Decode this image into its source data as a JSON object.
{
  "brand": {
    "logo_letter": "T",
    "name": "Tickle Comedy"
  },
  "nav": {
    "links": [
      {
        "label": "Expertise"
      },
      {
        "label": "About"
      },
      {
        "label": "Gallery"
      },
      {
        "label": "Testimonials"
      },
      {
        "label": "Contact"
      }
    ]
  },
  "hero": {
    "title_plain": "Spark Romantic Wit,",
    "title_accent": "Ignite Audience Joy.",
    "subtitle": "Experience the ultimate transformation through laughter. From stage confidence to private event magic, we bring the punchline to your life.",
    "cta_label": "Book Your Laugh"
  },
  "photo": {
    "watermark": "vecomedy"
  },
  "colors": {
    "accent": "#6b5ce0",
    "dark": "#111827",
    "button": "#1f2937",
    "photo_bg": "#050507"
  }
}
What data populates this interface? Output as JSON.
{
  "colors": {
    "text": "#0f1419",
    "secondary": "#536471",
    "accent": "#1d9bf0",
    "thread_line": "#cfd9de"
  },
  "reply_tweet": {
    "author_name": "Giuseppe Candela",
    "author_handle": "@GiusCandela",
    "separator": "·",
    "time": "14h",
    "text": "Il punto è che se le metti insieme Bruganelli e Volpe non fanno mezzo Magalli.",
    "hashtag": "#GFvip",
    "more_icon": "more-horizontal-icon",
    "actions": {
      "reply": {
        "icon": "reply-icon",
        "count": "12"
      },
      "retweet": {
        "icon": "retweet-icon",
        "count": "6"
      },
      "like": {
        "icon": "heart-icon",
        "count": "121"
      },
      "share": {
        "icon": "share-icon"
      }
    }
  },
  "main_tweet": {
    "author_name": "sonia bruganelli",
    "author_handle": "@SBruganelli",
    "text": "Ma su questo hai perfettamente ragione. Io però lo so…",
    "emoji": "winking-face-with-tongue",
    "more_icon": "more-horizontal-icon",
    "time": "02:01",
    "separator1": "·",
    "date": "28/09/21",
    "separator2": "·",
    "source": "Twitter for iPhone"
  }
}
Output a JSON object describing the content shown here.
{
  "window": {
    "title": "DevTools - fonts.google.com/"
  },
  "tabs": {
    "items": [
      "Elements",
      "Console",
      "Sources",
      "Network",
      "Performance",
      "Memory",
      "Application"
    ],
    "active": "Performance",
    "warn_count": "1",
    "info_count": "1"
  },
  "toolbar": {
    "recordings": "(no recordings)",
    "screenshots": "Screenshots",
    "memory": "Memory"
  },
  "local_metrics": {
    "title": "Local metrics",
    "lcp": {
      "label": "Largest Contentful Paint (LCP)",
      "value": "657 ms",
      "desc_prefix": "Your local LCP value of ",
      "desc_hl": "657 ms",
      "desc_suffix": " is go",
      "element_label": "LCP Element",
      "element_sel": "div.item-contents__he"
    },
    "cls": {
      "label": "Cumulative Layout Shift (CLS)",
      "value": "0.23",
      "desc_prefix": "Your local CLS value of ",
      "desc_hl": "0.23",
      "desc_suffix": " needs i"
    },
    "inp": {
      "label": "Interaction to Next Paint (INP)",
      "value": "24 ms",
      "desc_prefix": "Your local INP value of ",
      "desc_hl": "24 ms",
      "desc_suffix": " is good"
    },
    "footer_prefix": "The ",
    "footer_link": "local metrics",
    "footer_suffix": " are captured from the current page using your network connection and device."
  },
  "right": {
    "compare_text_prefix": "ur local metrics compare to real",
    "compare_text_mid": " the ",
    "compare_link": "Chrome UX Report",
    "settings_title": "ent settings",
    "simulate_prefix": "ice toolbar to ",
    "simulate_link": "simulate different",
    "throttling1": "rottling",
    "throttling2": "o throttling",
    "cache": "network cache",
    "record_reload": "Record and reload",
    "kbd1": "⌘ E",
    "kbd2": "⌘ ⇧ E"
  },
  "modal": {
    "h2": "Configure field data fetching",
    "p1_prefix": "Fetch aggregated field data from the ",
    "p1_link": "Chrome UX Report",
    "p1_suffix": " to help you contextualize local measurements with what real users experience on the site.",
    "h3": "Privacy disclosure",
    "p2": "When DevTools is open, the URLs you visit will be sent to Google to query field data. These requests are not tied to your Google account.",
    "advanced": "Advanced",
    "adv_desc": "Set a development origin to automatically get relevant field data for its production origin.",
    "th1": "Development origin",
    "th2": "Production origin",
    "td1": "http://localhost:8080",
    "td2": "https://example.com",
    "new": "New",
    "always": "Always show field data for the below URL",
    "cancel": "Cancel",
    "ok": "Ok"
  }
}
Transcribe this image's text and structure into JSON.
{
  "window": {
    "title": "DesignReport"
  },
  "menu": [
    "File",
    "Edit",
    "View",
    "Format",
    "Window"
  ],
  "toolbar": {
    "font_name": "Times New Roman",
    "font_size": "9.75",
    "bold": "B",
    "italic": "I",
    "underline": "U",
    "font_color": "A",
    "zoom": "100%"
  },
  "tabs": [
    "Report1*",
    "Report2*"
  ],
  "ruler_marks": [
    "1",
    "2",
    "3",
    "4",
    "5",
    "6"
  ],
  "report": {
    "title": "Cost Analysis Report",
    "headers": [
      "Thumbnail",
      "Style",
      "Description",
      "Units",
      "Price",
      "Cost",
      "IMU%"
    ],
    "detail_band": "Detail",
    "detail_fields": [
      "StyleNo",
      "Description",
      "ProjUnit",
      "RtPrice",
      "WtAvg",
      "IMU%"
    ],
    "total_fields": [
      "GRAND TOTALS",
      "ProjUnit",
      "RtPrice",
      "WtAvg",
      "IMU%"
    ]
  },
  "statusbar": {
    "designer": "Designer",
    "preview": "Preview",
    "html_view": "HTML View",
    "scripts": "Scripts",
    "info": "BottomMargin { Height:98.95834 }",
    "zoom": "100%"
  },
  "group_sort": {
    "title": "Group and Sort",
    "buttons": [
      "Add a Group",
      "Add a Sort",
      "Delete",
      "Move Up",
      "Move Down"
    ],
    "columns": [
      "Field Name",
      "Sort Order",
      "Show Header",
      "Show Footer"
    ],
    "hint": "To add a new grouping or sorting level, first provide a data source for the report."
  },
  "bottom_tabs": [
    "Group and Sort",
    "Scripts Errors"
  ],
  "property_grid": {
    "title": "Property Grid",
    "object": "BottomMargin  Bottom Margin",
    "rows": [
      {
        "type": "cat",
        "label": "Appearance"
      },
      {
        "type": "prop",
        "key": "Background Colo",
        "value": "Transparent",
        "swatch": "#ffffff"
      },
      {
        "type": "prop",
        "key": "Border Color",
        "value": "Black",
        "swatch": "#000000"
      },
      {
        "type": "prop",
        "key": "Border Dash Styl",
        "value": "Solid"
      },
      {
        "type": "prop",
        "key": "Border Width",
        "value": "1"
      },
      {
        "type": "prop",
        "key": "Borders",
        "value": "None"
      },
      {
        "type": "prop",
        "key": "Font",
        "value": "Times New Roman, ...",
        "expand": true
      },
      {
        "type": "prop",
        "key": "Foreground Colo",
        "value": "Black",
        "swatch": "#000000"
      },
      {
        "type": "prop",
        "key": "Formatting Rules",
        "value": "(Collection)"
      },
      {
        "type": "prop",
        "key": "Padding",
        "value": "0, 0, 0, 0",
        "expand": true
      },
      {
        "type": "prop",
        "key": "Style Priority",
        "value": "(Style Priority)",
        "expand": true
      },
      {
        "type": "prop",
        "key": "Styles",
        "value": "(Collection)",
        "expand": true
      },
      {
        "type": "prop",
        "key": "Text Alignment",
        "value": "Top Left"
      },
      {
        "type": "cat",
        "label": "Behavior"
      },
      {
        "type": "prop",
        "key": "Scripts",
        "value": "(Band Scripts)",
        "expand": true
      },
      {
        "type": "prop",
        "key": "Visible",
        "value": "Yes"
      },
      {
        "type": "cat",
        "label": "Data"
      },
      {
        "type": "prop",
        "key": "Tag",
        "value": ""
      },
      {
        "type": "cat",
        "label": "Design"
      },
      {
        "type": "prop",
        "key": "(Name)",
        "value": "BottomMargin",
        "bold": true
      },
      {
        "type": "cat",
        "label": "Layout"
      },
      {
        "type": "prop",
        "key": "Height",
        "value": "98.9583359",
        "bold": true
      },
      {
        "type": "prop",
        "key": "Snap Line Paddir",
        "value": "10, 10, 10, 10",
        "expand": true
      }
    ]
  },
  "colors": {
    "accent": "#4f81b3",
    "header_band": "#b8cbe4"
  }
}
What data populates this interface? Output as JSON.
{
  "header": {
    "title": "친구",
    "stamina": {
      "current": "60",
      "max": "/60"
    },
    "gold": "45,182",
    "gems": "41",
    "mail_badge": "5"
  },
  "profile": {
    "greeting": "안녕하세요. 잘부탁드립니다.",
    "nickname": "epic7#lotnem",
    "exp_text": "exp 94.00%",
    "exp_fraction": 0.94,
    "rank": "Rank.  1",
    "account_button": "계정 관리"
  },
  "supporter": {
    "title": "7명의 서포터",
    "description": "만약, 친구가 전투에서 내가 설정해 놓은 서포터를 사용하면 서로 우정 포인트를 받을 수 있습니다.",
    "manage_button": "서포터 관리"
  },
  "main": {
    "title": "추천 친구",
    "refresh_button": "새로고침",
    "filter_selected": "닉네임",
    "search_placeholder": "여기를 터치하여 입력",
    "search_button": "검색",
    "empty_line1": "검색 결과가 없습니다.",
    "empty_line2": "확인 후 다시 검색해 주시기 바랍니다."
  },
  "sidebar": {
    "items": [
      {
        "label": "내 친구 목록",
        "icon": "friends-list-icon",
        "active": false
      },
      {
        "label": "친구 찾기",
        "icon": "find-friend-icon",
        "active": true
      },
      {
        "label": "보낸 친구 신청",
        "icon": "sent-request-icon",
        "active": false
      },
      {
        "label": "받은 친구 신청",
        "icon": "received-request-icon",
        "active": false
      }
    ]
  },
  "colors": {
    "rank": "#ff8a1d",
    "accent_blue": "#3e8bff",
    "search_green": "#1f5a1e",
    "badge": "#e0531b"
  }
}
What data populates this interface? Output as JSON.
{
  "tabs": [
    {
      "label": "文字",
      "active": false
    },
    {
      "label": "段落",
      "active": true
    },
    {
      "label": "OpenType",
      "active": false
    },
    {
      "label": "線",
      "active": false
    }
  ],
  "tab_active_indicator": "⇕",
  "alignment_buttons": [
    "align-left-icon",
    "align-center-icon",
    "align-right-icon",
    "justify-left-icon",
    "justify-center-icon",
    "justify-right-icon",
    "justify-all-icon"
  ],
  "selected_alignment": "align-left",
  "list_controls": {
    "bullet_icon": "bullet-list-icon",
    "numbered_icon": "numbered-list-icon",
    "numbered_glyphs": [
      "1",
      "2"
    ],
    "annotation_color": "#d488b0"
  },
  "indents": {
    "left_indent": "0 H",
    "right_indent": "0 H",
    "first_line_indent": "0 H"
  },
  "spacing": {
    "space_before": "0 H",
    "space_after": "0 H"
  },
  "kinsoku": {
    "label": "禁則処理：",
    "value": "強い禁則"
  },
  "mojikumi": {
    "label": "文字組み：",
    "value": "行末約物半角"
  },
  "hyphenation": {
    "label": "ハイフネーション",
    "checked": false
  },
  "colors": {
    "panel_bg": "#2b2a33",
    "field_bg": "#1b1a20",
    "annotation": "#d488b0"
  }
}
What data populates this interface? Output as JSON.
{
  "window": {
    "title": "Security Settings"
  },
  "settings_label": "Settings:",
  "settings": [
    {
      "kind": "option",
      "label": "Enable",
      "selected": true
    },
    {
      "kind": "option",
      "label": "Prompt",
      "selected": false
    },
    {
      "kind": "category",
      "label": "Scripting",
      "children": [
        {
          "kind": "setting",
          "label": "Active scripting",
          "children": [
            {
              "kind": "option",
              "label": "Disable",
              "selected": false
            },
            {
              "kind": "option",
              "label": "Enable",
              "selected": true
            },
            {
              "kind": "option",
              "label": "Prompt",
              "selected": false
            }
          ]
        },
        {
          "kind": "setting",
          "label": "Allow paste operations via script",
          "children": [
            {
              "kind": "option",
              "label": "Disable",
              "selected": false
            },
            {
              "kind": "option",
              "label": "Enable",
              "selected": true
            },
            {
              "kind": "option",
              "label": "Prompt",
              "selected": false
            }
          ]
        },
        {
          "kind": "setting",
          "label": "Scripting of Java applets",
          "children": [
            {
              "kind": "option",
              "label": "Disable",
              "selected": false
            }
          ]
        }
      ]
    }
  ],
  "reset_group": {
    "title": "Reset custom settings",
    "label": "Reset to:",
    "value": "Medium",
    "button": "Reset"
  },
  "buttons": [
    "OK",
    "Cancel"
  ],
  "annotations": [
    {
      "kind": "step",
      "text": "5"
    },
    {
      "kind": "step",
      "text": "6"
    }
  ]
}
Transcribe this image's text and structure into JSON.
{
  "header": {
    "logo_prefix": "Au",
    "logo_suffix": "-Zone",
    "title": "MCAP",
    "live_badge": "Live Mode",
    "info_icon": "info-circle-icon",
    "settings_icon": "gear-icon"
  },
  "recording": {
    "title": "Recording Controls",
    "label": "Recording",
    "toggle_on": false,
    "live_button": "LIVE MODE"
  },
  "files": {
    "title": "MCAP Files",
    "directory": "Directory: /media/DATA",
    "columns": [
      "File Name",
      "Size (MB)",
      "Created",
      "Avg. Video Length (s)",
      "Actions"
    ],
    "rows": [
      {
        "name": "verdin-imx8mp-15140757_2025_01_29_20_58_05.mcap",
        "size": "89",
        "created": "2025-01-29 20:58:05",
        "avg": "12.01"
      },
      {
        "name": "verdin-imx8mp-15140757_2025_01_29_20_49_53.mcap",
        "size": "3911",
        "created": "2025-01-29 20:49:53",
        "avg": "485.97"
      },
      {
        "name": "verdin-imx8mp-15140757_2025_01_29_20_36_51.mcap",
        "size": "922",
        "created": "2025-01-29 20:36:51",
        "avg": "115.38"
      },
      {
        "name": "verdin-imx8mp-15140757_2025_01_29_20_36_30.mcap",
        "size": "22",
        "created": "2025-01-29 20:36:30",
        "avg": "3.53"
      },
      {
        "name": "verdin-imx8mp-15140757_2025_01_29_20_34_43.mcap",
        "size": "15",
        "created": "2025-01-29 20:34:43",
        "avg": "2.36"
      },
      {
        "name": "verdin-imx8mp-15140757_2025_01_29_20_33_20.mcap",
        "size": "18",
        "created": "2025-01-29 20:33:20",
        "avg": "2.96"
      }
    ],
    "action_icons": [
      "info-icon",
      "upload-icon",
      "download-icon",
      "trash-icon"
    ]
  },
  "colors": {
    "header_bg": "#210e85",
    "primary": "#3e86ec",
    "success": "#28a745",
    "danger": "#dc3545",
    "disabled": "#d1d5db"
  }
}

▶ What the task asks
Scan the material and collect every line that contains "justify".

▶ Written response
    "justify-left-icon",
    "justify-center-icon",
    "justify-right-icon",
    "justify-all-icon"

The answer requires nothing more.